WHAT NEEDS TO BE DONE
Line by line, the data below should be set down unchanged, with images excluded.

************

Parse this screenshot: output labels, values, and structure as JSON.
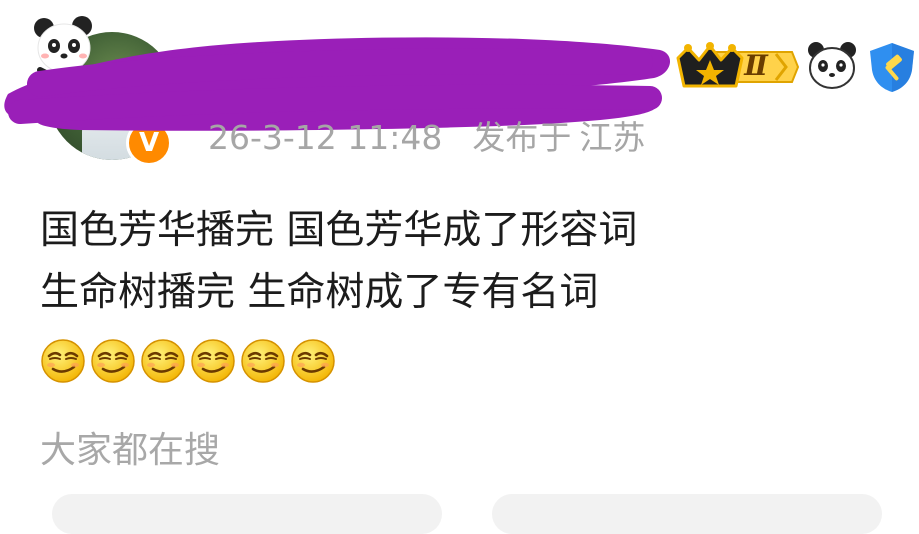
{
  "post": {
    "author": {
      "name_redacted": true,
      "level_badge": "Ⅱ",
      "badge_icons": [
        "crown-level-badge",
        "panda-face-icon",
        "shield-hammer-icon"
      ]
    },
    "meta": {
      "timestamp": "26-3-12 11:48",
      "location_prefix": "发布于",
      "location": "江苏"
    },
    "content": {
      "line1": "国色芳华播完 国色芳华成了形容词",
      "line2": "生命树播完 生命树成了专有名词",
      "emoji_name": "smirk-emoji",
      "emoji_count": 6
    },
    "trending": {
      "label": "大家都在搜"
    }
  },
  "colors": {
    "redaction": "#9a1fb8",
    "verified": "#ff8a00",
    "meta_text": "#a6a6a6",
    "body_text": "#1c1c1c",
    "shield": "#2f8ff0"
  }
}
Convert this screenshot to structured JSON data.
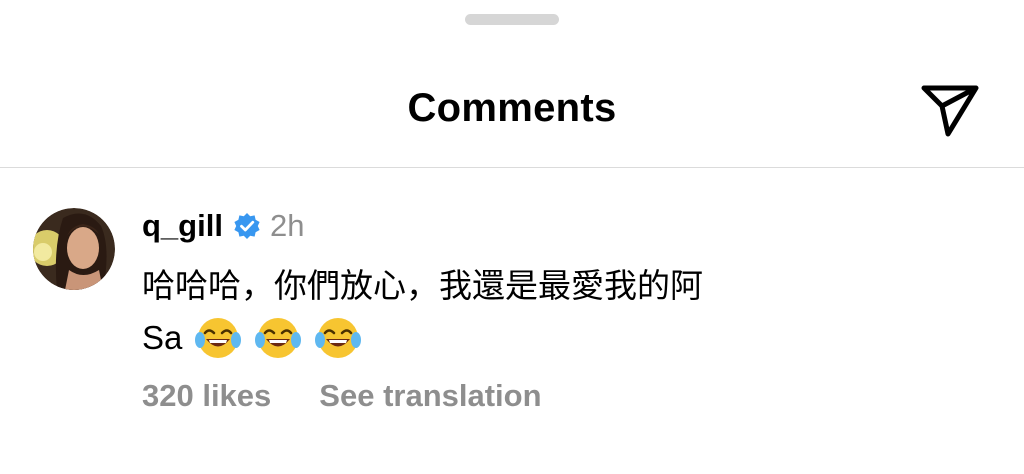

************

WRITTEN REPLY
Parse this screenshot: output labels, values, and structure as JSON.
{
  "post": {
    "author": {
      "name_redacted": true,
      "level_badge": "Ⅱ",
      "badge_icons": [
        "crown-level-badge",
        "panda-face-icon",
        "shield-hammer-icon"
      ]
    },
    "meta": {
      "timestamp": "26-3-12 11:48",
      "location_prefix": "发布于",
      "location": "江苏"
    },
    "content": {
      "line1": "国色芳华播完 国色芳华成了形容词",
      "line2": "生命树播完 生命树成了专有名词",
      "emoji_name": "smirk-emoji",
      "emoji_count": 6
    },
    "trending": {
      "label": "大家都在搜"
    }
  },
  "colors": {
    "redaction": "#9a1fb8",
    "verified": "#ff8a00",
    "meta_text": "#a6a6a6",
    "body_text": "#1c1c1c",
    "shield": "#2f8ff0"
  }
}
Convert this screenshot to structured JSON data.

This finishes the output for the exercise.